§ WHAT THE TASK REQUIRES
All that is wanted is the exact text of the lines below from the one with "What's the underlying" through the one with "Extract the structured", inclusive, minus any pictures.

Data about app and page elements
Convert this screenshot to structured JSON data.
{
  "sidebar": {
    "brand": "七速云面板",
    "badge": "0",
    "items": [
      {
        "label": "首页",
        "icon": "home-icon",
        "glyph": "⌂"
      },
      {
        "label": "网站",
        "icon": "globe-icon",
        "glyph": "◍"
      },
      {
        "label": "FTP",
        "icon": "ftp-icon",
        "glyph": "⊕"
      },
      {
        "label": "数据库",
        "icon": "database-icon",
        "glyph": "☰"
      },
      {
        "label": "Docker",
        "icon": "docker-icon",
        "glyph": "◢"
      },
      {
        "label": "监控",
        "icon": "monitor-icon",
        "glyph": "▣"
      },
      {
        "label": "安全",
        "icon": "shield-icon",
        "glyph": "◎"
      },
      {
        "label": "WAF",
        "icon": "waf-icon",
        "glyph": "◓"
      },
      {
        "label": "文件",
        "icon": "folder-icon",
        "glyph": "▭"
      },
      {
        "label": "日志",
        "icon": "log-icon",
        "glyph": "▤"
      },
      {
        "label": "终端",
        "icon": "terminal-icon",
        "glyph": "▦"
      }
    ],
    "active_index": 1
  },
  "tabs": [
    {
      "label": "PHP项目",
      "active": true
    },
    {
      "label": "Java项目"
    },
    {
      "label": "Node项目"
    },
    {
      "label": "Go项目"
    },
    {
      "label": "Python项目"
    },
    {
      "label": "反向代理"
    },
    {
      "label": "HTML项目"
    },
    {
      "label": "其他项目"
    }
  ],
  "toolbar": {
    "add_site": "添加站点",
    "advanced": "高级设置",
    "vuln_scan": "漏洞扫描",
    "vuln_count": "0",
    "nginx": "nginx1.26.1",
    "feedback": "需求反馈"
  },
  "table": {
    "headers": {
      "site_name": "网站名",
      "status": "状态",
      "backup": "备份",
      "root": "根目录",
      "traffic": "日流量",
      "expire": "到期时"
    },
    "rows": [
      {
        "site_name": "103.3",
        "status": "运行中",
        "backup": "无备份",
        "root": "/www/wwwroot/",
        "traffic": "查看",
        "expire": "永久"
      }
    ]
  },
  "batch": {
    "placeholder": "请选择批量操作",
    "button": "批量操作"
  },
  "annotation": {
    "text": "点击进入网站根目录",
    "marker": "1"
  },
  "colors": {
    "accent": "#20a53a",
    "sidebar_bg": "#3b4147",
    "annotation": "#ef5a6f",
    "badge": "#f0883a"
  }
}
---
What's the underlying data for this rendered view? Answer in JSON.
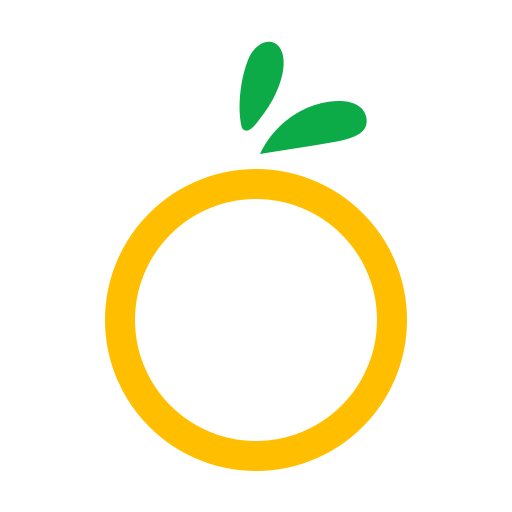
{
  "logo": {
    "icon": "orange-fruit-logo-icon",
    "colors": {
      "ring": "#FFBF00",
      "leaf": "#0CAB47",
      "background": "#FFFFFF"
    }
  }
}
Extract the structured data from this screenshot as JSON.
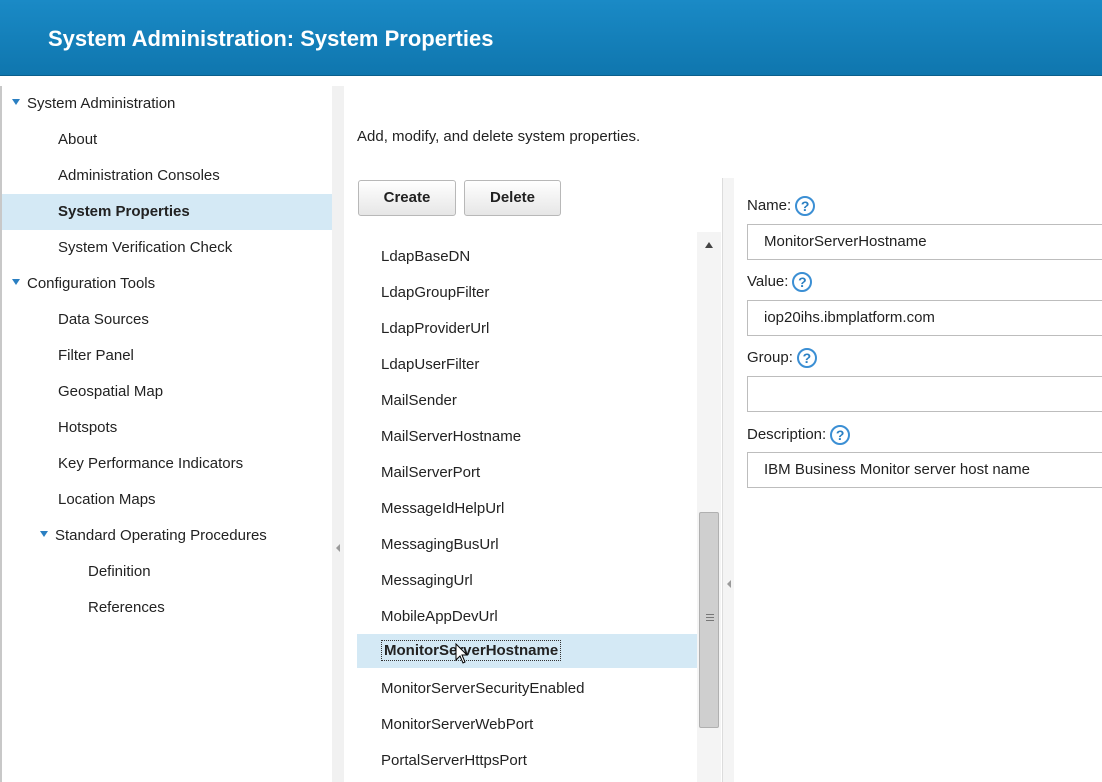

§ RESULT OF THIS TASK
What's the underlying data for this rendered view? Answer in JSON.
{
  "logo": {
    "icon": "orange-fruit-logo-icon",
    "colors": {
      "ring": "#FFBF00",
      "leaf": "#0CAB47",
      "background": "#FFFFFF"
    }
  }
}
Extract the structured data from this screenshot as JSON.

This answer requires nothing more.